Senior Nutrition FAQs
Q: Why do seniors need to change the way they eat as they age?
A: As the body ages, changes in the way that food is digested, and changes in the amount of energy needed, dictate a shift in eating habits. As activity levels decrease, muscle mass can diminish, reducing their energy requirements. That means that seniors who eat at the same level as their younger selves risk becoming obese.
Some seniors are at risk of not getting enough nutrients because of age-related changes to their appetites and their digestive systems. It’s important for every senior (or senior care giver) to ensure that eating a balanced and portion controlled diet becomes a daily routine.
Q: Do I need to worry about my medications and the food I eat?
A: Medications can affect food intake in many ways:
Always speak with your physician and pharmacist when making any changes to your eating habits to find out how the medications you are taking may affect your diet.
- Some medications can interfere with appetite or cause
- Some medications need to be taken with certain foods or fluids
- Some medications can make it more difficult to absorb
or use certain nutrients
- Some medications should not be consumed with certain foods
Q: What does “general healthy eating” mean?
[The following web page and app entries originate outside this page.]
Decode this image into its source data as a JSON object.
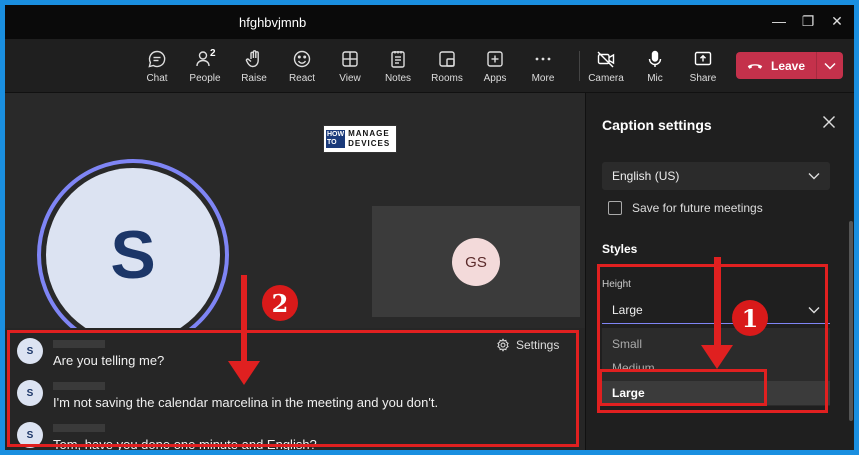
{
  "window": {
    "title": "hfghbvjmnb",
    "minimize_glyph": "—",
    "restore_glyph": "❐",
    "close_glyph": "✕"
  },
  "toolbar": {
    "chat": "Chat",
    "people": "People",
    "people_count": "2",
    "raise": "Raise",
    "react": "React",
    "view": "View",
    "notes": "Notes",
    "rooms": "Rooms",
    "apps": "Apps",
    "more": "More",
    "camera": "Camera",
    "mic": "Mic",
    "share": "Share",
    "leave": "Leave"
  },
  "stage": {
    "main_avatar_initial": "S",
    "logo_how": "HOW TO",
    "logo_text": "MANAGE DEVICES",
    "participant_initials": "GS"
  },
  "captions": {
    "settings_label": "Settings",
    "lines": [
      {
        "initial": "S",
        "text": "Are you telling me?"
      },
      {
        "initial": "S",
        "text": "I'm not saving the calendar marcelina in the meeting and you don't."
      },
      {
        "initial": "S",
        "text": "Tom, have you done one minute and English?"
      }
    ]
  },
  "panel": {
    "title": "Caption settings",
    "language": "English (US)",
    "save_label": "Save for future meetings",
    "styles_heading": "Styles",
    "height_label": "Height",
    "height_value": "Large",
    "options": [
      "Small",
      "Medium",
      "Large"
    ]
  },
  "annotations": {
    "badge_1": "1",
    "badge_2": "2"
  },
  "colors": {
    "leave": "#c4314b",
    "accent": "#7f85f5",
    "annotation": "#e02020"
  }
}
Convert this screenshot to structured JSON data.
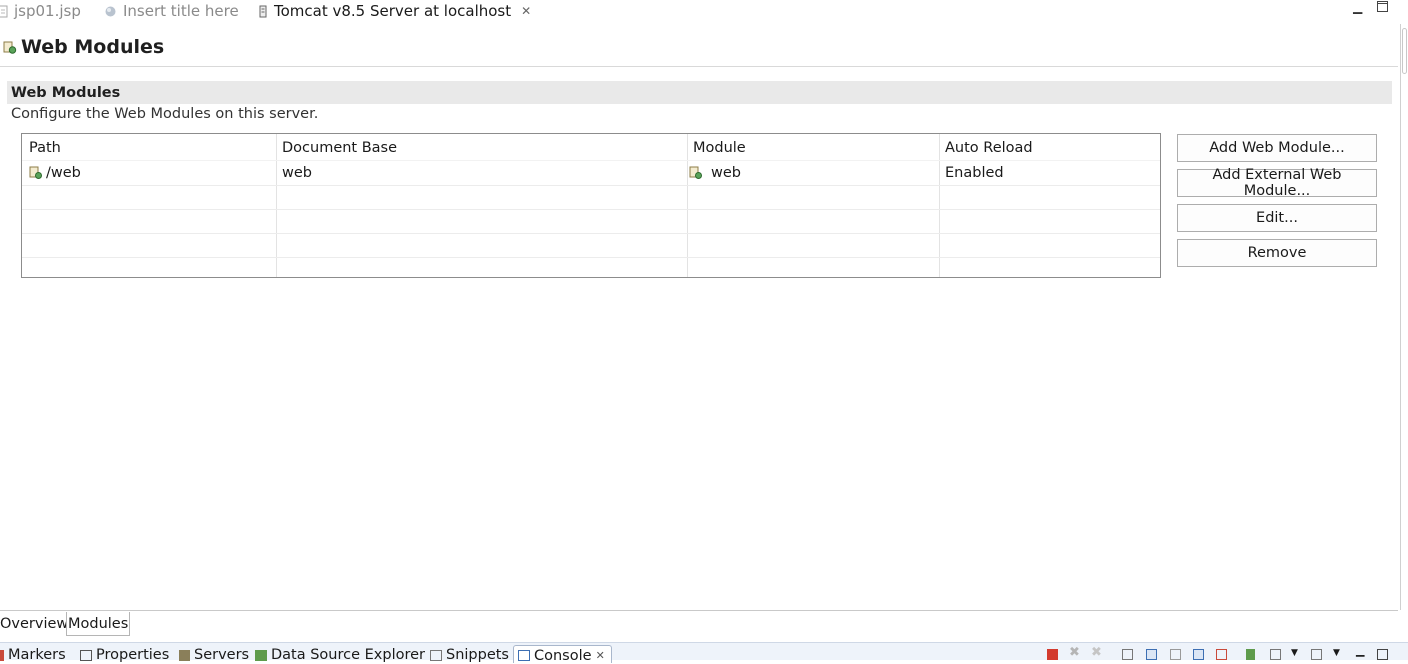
{
  "editor_tabs": [
    {
      "label": "jsp01.jsp",
      "icon": "jsp-file-icon",
      "active": false
    },
    {
      "label": "Insert title here",
      "icon": "browser-globe-icon",
      "active": false
    },
    {
      "label": "Tomcat v8.5 Server at localhost",
      "icon": "server-config-icon",
      "active": true
    }
  ],
  "page": {
    "title": "Web Modules",
    "icon": "web-modules-icon"
  },
  "section": {
    "title": "Web Modules",
    "description": "Configure the Web Modules on this server."
  },
  "table": {
    "columns": [
      "Path",
      "Document Base",
      "Module",
      "Auto Reload"
    ],
    "rows": [
      {
        "path": "/web",
        "document_base": "web",
        "module": "web",
        "auto_reload": "Enabled"
      }
    ]
  },
  "buttons": {
    "add_web_module": "Add Web Module...",
    "add_external_web_module": "Add External Web Module...",
    "edit": "Edit...",
    "remove": "Remove"
  },
  "form_tabs": [
    "Overview",
    "Modules"
  ],
  "view_tabs": [
    "Markers",
    "Properties",
    "Servers",
    "Data Source Explorer",
    "Snippets",
    "Console"
  ],
  "colors": {
    "accent_blue": "#3d6fb3",
    "terminate_red": "#d33a2e",
    "section_bg": "#e9e9e9"
  }
}
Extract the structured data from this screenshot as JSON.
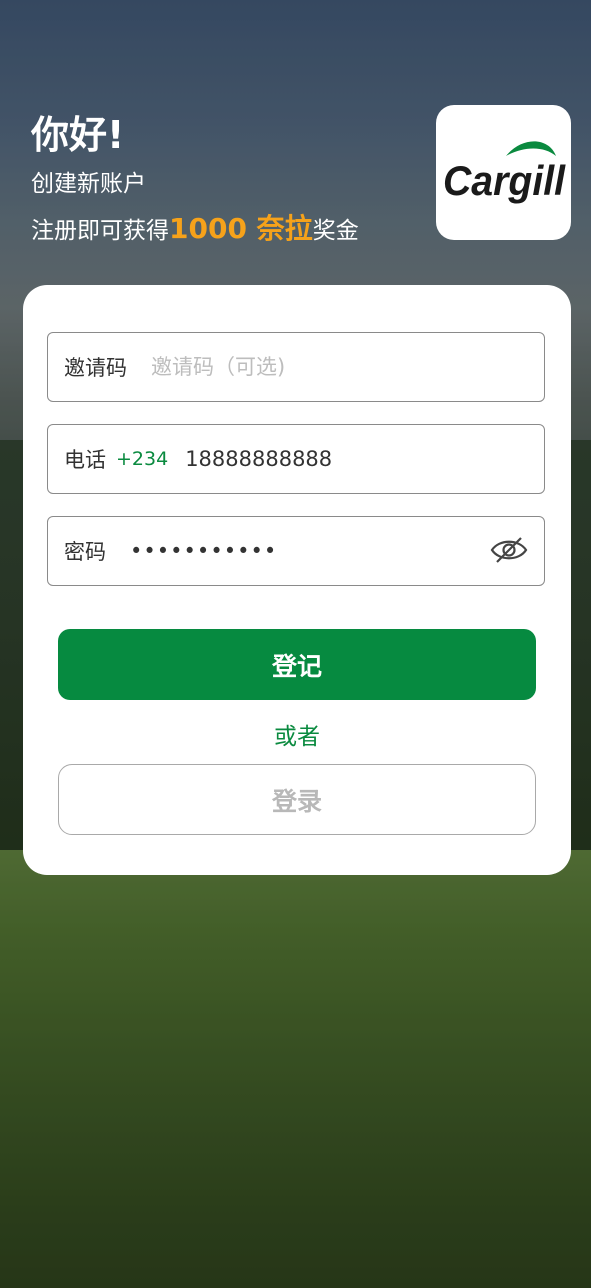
{
  "header": {
    "greeting": "你好!",
    "subtitle": "创建新账户",
    "promo_prefix": "注册即可获得",
    "promo_bonus": "1000 奈拉",
    "promo_suffix": "奖金",
    "bonus_color": "#f6a21a"
  },
  "logo": {
    "text": "Cargill",
    "leaf_color": "#0a8a3f"
  },
  "form": {
    "invite": {
      "label": "邀请码",
      "placeholder": "邀请码（可选)",
      "value": ""
    },
    "phone": {
      "label": "电话",
      "country_code": "+234",
      "value": "18888888888"
    },
    "password": {
      "label": "密码",
      "value": "•••••••••••",
      "toggle_icon": "eye-off-icon"
    }
  },
  "actions": {
    "register_label": "登记",
    "or_label": "或者",
    "login_label": "登录",
    "primary_color": "#068a40"
  }
}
A: The saying “you are what you eat” is literally true. Every cell in your body is created, renewed or activated by nutrient compounds that come from the foods you consume.
Healthy eating involves eating the right proportion of foods to provide all the essential nutrients needed to:
Q: What are “complex carbohydrates”?
- Provide energy for daily activities
- Ensure that your entire body functions properly
- Prevent illness and maintain longevity
A: Complex carbohydrates are typically unrefined plant foods such as whole grains, legumes, vegetables and fruit. A good way to evaluate the suitability of carbohydrate choices is to look at the amount of fiber noted on the nutrient facts label. Simple carbohydrates in foods such as refined breads and pastas, pastries, candies and soda have very little fiber per serving.
Here is a sample of complex carbohydrate foods on the DineWise Menu:
Q: What foods are good sources of lean protein?
- White and Wild Rice
- Green Beans Almondine
- Roasted Red Potatoes
- Broccoli Florets
- Asparagus Spears
- Corn and Asparagus Medley
A: Fish, seafood, chicken breast, lean red meats and legumes are all examples of lean protein. Here are some options available in the DineWise Healthy Lifestyle Meal Plans that allow you to incorporate lean protein easily into your diet:
Q: What are unhealthy fats?
- Catfish Fillets
- Chicken Breasts
- Pork Loin
- Turkey Breast
A: When dietitians categorize fats as healthy or unhealthy, they look at how they perform in the body. Saturated and trans fats are more likely to be turned into artery clogging cholesterol than unsaturated fats. Food sources of healthier fats include many vegetable oils, whole grains, avocados, nuts, seeds and fish. Food sources of unhealthier fats include full-fat dairy products, red meats and hydrogenated and partially hydrogenated fats such as hard margarine.
Fat is still essential in any diet as a source of energy, essential fatty acids, vitamins and a general enjoyment of foods. Food sources that provide healthier fats include many vegetable oils, whole grains, avocados, nuts, seeds and fish.